In december 2015 I visited the Jungle to see and interpret for my self how Europe deals with the arrival of of hundreds of thousands of refugees. What follows is a photo reportage accompanied with maps that elaborate the spatial situation of the Jungle. All information was gathered at the camp and from google maps.
The Jungle is located along the main transport road to the port (N216), 5 km from the center of the city of Calais in the dunes close to an industrial area (Zone Industrielle des Dunes).
At the moment over 6000 people are living in the Jungle. There are different areas where people of the same ethnic background gather, or certain facilities are gathered, for example commercial activities.
When the evening falls it becomes lively in the main commercial street, people gather in the small restaurants and the shops are colorfully enlightened. At the viaduct, where trucks exit to the industrial area, people gather to challenge the police. Every night the same scene unfolds: people try to stop the trucks while the riot police tries to prevent them from doing so.

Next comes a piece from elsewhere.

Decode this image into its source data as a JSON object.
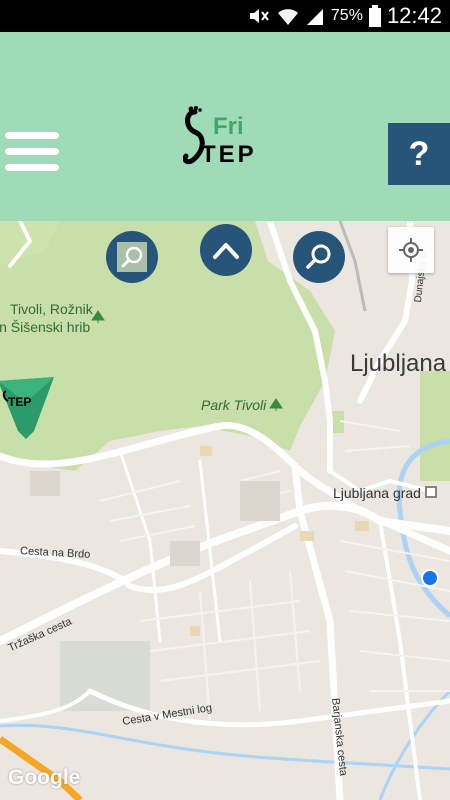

On February 25, 2016 the French Government got permission from the court in Lille to evict 1,000 migrants from the camp while the NGO Help Refugees estimated 3,455 refugees were actually living in the evicted area. During the evictions the southern side of the camp was demolished. There was some resistance; riot police used teargas and stones were thrown. At least 12 huts were set on fire.
In January 2016, a complex of 125 container housing units for 1500 people was opened by the French government to increase sanitary conditions in the area. But because registration and full hand scan are mandatory for migrants who want to live there, the units are mostly vacant, as migrants fear that registration will prevent them from living in the UK.